    » chosaq » Japanese mobile phones as iPod replacements? on January 27th, 2005 at 15:29

  2. I must say that I’m curious to see if it’s possible to encode your own MPEG-4 aacPlus files

    Guess what: me too ;-)
    Which is why I got the W21T and immediately started working on encoding my own files to see if the phone could read them…
    So far, very unsuccessfully, I must say.
    From my previous experience converting sound files to phone-supported formats, there are thousands of ways I could have gone wrong in the encoding… Although I am not excluding the possibility of the phone puking on any sound file not copyright-marked…
    But the main problem and biggest source of frustration so far has been the limitations on the ways to transfer the files: mails seem to be automatically filtered out of readable aac sound format (and intelligently so, I may add, since for example, a text file bearing the same extension will be let through, so it must be looking at the mime or file headers). Bluetooth support being terminally crippled, I guess my only remaining choice is to get a miniSD card reader to see what I can do with it…
    I’ll let you know where I get…

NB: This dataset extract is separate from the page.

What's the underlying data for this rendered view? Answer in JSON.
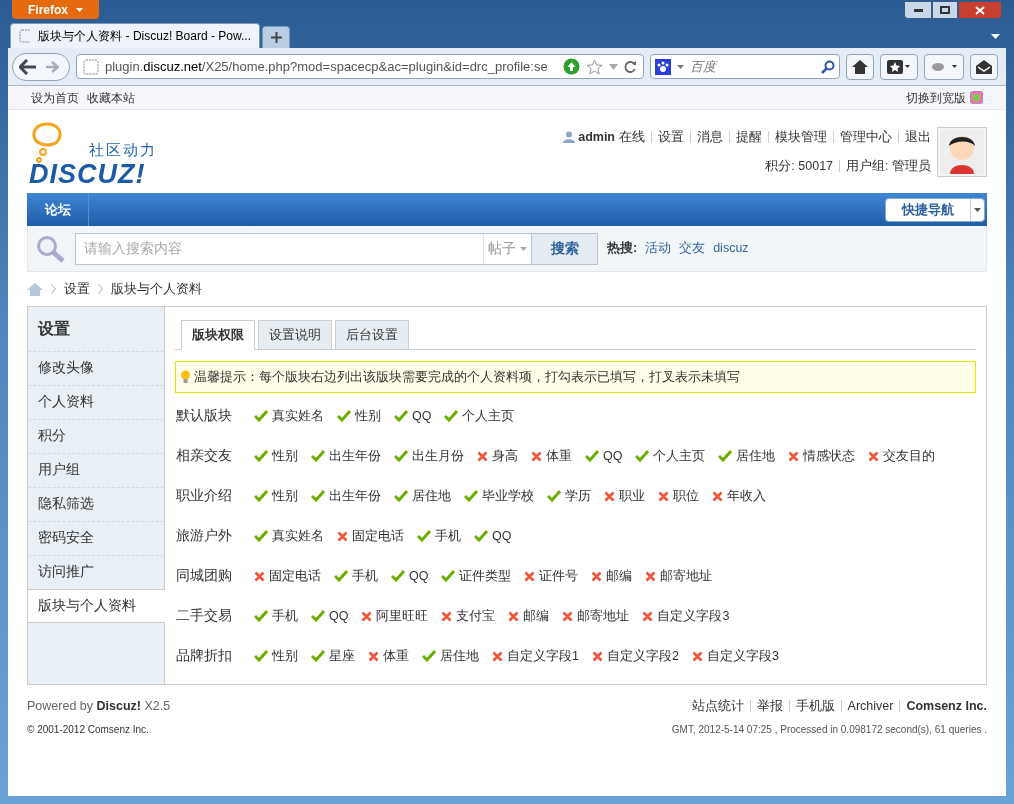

    » dr Dave on January 31st, 2005 at 23:44

  3. Cool dr Dave, keep us informed :-)

    » Andreas on February 1st, 2005 at 00:34

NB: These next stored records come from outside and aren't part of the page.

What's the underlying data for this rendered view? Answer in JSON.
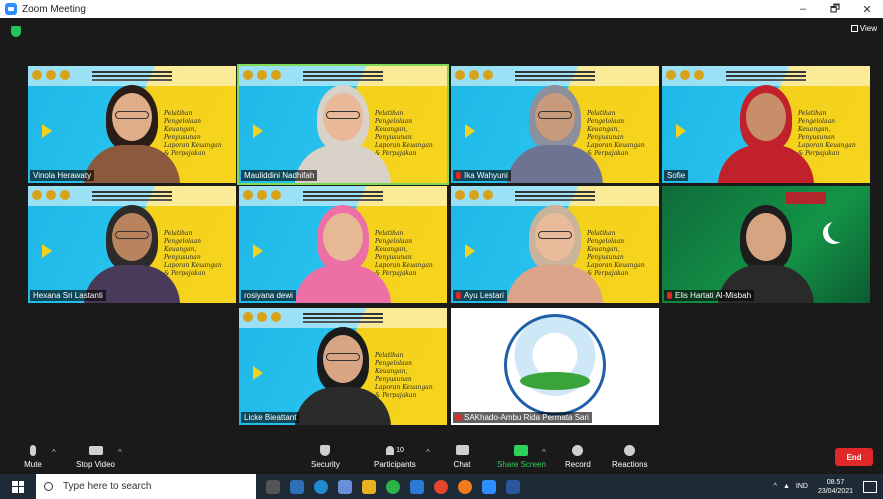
{
  "window": {
    "title": "Zoom Meeting",
    "controls": [
      "–",
      "🗗",
      "✕"
    ]
  },
  "view_button": "View",
  "participants": [
    {
      "name": "Vinola Herawaty",
      "muted": false,
      "style": "event"
    },
    {
      "name": "Mauliddini Nadhifah",
      "muted": false,
      "style": "event",
      "speaking": true
    },
    {
      "name": "Ika Wahyuni",
      "muted": true,
      "style": "event"
    },
    {
      "name": "Sofie",
      "muted": false,
      "style": "event"
    },
    {
      "name": "Hexana Sri Lastanti",
      "muted": false,
      "style": "event"
    },
    {
      "name": "rosiyana dewi",
      "muted": false,
      "style": "event"
    },
    {
      "name": "Ayu Lestari",
      "muted": true,
      "style": "event"
    },
    {
      "name": "Elis Hartati Al-Misbah",
      "muted": true,
      "style": "green"
    },
    {
      "name": "Licke Bieattant",
      "muted": false,
      "style": "event"
    },
    {
      "name": "SAKhado-Ambu Rida Permata Sari",
      "muted": true,
      "style": "logo"
    }
  ],
  "event_script": "Pelatihan Pengelolaan Keuangan, Penyusunan Laporan Keuangan & Perpajakan",
  "toolbar": {
    "mute": "Mute",
    "stop_video": "Stop Video",
    "security": "Security",
    "participants": "Participants",
    "participants_count": "10",
    "chat": "Chat",
    "share_screen": "Share Screen",
    "record": "Record",
    "reactions": "Reactions",
    "end": "End"
  },
  "taskbar": {
    "search_placeholder": "Type here to search",
    "language": "IND",
    "time": "08.57",
    "date": "23/04/2021"
  },
  "colors": {
    "end": "#e02828",
    "share": "#30d158",
    "speaker_outline": "#7ed957"
  }
}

  4. Nailed it! I’m in Japan, and I speak/read a little of the lingo, but I’ve managed to create a wav, encode it and email it to my new toshiba 603t, on the japanese vodafone network.
    I found this site>

    which references Yamaha and their SMAF audio, another compressed media format, this time for mobile phones, you can get the audio software from (in english!)

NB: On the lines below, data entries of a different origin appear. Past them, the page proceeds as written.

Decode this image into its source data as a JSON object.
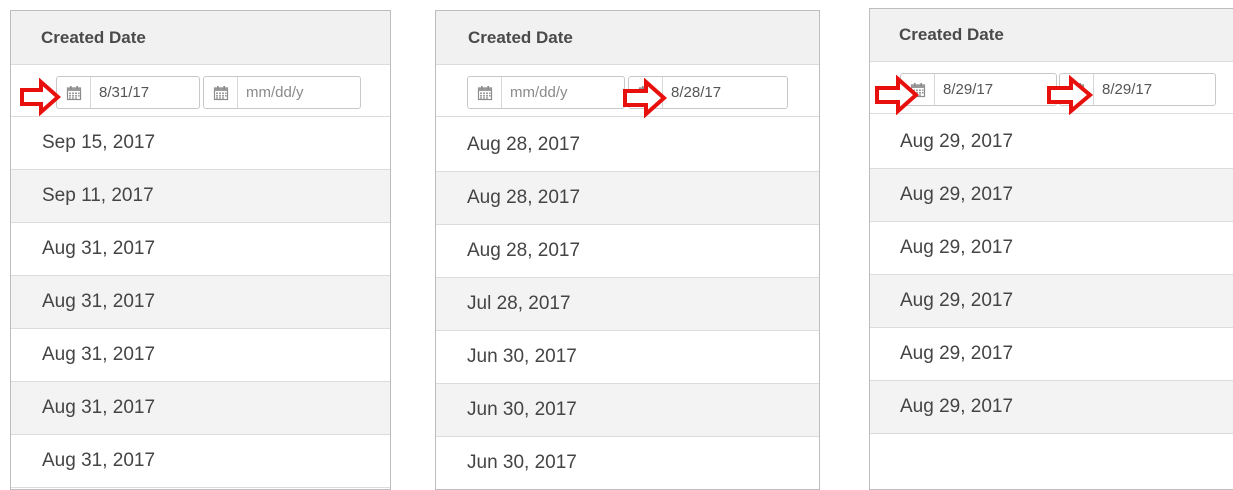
{
  "panels": [
    {
      "header": "Created Date",
      "filter": {
        "from": {
          "value": "8/31/17",
          "placeholder": "mm/dd/y"
        },
        "to": {
          "value": "",
          "placeholder": "mm/dd/y"
        }
      },
      "rows": [
        "Sep 15, 2017",
        "Sep 11, 2017",
        "Aug 31, 2017",
        "Aug 31, 2017",
        "Aug 31, 2017",
        "Aug 31, 2017",
        "Aug 31, 2017"
      ]
    },
    {
      "header": "Created Date",
      "filter": {
        "from": {
          "value": "",
          "placeholder": "mm/dd/y"
        },
        "to": {
          "value": "8/28/17",
          "placeholder": "mm/dd/y"
        }
      },
      "rows": [
        "Aug 28, 2017",
        "Aug 28, 2017",
        "Aug 28, 2017",
        "Jul 28, 2017",
        "Jun 30, 2017",
        "Jun 30, 2017",
        "Jun 30, 2017"
      ]
    },
    {
      "header": "Created Date",
      "filter": {
        "from": {
          "value": "8/29/17",
          "placeholder": "mm/dd/y"
        },
        "to": {
          "value": "8/29/17",
          "placeholder": "mm/dd/y"
        }
      },
      "rows": [
        "Aug 29, 2017",
        "Aug 29, 2017",
        "Aug 29, 2017",
        "Aug 29, 2017",
        "Aug 29, 2017",
        "Aug 29, 2017"
      ]
    }
  ],
  "icons": {
    "calendar": "calendar-icon",
    "annotation": "red-arrow-icon"
  },
  "colors": {
    "annotation": "#e8100c",
    "header_bg": "#f1f1f1",
    "zebra": "#f3f3f3"
  }
}
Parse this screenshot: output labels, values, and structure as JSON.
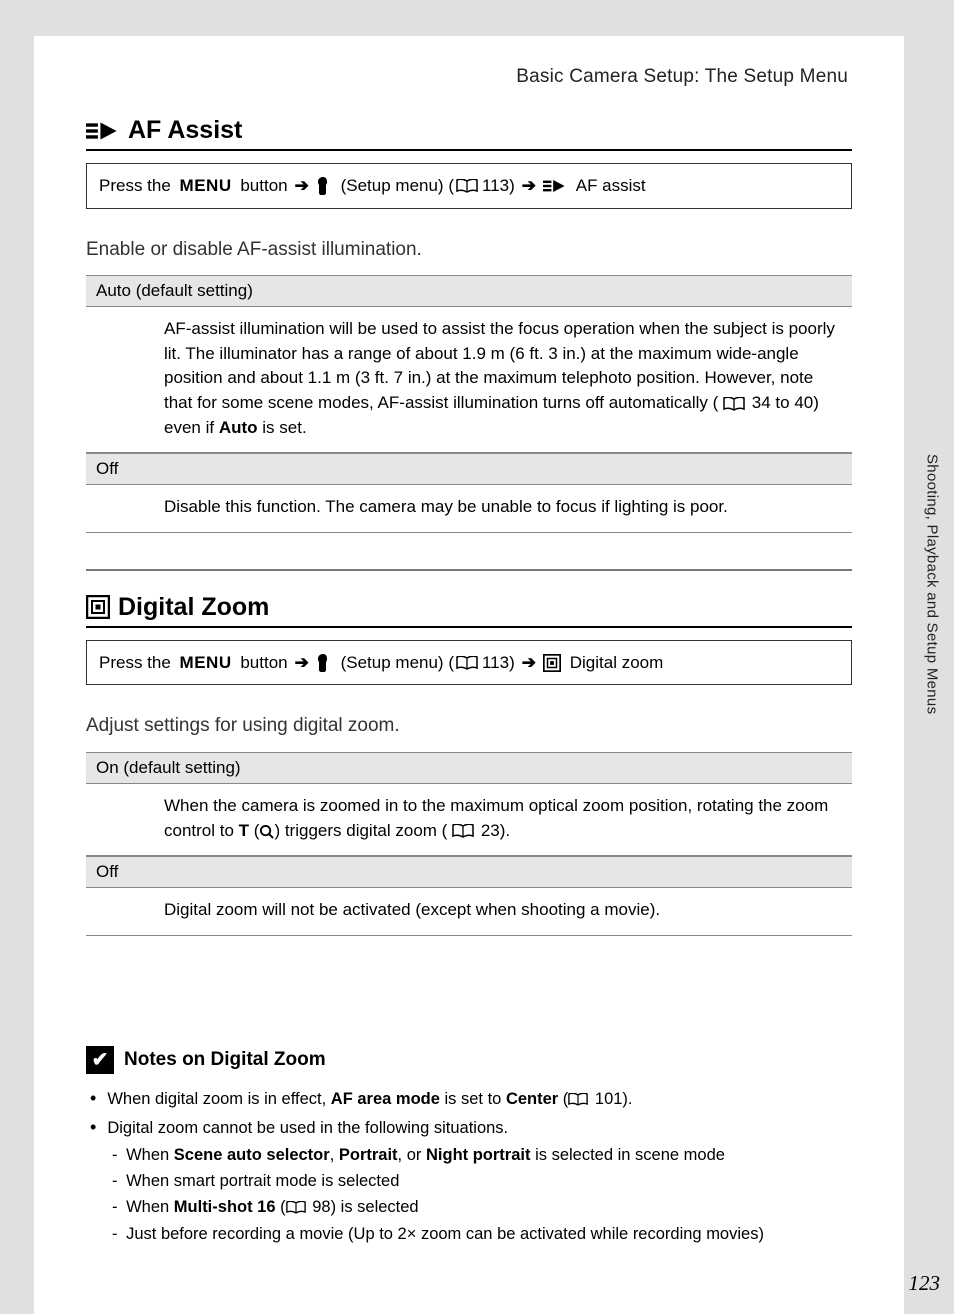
{
  "header": {
    "chapter_title": "Basic Camera Setup: The Setup Menu"
  },
  "side_tab_label": "Shooting, Playback and Setup Menus",
  "page_number": "123",
  "section1": {
    "title": "AF Assist",
    "crumb": {
      "pre": "Press the",
      "menu": "MENU",
      "btn": "button",
      "setup": "(Setup menu) (",
      "ref": "113)",
      "tail": "AF assist"
    },
    "intro": "Enable or disable AF-assist illumination.",
    "opt1": {
      "label": "Auto (default setting)",
      "body_a": "AF-assist illumination will be used to assist the focus operation when the subject is poorly lit. The illuminator has a range of about 1.9 m (6 ft. 3 in.) at the maximum wide-angle position and about 1.1 m (3 ft. 7 in.) at the maximum telephoto position. However, note that for some scene modes, AF-assist illumination turns off automatically (",
      "body_ref": "34 to 40) even if ",
      "body_bold": "Auto",
      "body_b": " is set."
    },
    "opt2": {
      "label": "Off",
      "body": "Disable this function. The camera may be unable to focus if lighting is poor."
    }
  },
  "section2": {
    "title": "Digital Zoom",
    "crumb": {
      "pre": "Press the",
      "menu": "MENU",
      "btn": "button",
      "setup": "(Setup menu) (",
      "ref": "113)",
      "tail": "Digital zoom"
    },
    "intro": "Adjust settings for using digital zoom.",
    "opt1": {
      "label": "On (default setting)",
      "body_a": "When the camera is zoomed in to the maximum optical zoom position, rotating the zoom control to ",
      "body_t": "T",
      "body_b": " (",
      "body_c": ") triggers digital zoom (",
      "body_ref": "23)."
    },
    "opt2": {
      "label": "Off",
      "body": "Digital zoom will not be activated (except when shooting a movie)."
    }
  },
  "notes": {
    "title": "Notes on Digital Zoom",
    "b1_a": "When digital zoom is in effect, ",
    "b1_bold1": "AF area mode",
    "b1_b": " is set to ",
    "b1_bold2": "Center",
    "b1_c": " (",
    "b1_ref": "101).",
    "b2": "Digital zoom cannot be used in the following situations.",
    "s1_a": "When ",
    "s1_b1": "Scene auto selector",
    "s1_b": ", ",
    "s1_b2": "Portrait",
    "s1_c": ", or ",
    "s1_b3": "Night portrait",
    "s1_d": " is selected in scene mode",
    "s2": "When smart portrait mode is selected",
    "s3_a": "When ",
    "s3_b": "Multi-shot 16",
    "s3_c": " (",
    "s3_ref": "98) is selected",
    "s4": "Just before recording a movie (Up to 2× zoom can be activated while recording movies)"
  }
}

    and then email it, and it seemed to work just dandy… I’m not sure what technical bits and pieces you’re up against where you are though…

    » Nicholas Bieber on August 25th, 2005 at 22:14

  5. Nicholas,

    Great news… but I’m afraid this doesn’t really apply to AU phones like mine…
    Dunno which company you are with, but it sounds like they are using a different format (easier? better?). AU uses aacPlus, and it’s not only a pain to encode: I have yet to see any way that you can freely transfer such files to the mobile (it won’t let you through the smart card or the net connection, even less so through email)…

    Of course, if I’m missing something, please do let me know: I’d still love to be able to break that damn thing into playing my music, not the crappy j-pop it will let you purchase on AU-sponsored websites…

    » dr Dave on August 26th, 2005 at 10:47

  6. I’ve just bought the W31T and thought, like you, that the guy at the phone shop was only giving the company line and not aware that it was possible. Turns out he was right. I can’t figure out a way to get my other music files to play on the inbuilt music player. If you figure out a way to do it I would very greatful if you could post it. Thx Doug

    » Doug on September 4th, 2005 at 23:01

  7. Most AAC+ players will also play AAC files, so the iTunes software (for instance) can be used to rip CDs into unprotected AAC, which you ought to be able to transfer to the miniSD card by using a card reader. Of course, if AU have specifically crippled the player to disable AAC playber, and/or to disable playback from any directory other than the encrypted folder, you may be stuffed.

    » Malcolm on January 20th, 2006 at 18:21

  8. […] On this blog and in my Japan Media Review paper, I’ve mentioned several times the restrictive DRM mechanisms inside Japanese keitai (mobile phones). Since about a year has passed since the last update, it’s time for another look — study object is AU’s W32T (the Japanese manual the page numbers below are referring to). […]

    » chosaq » Mobile DRM in Japan: another close look on April 27th, 2006 at 17:41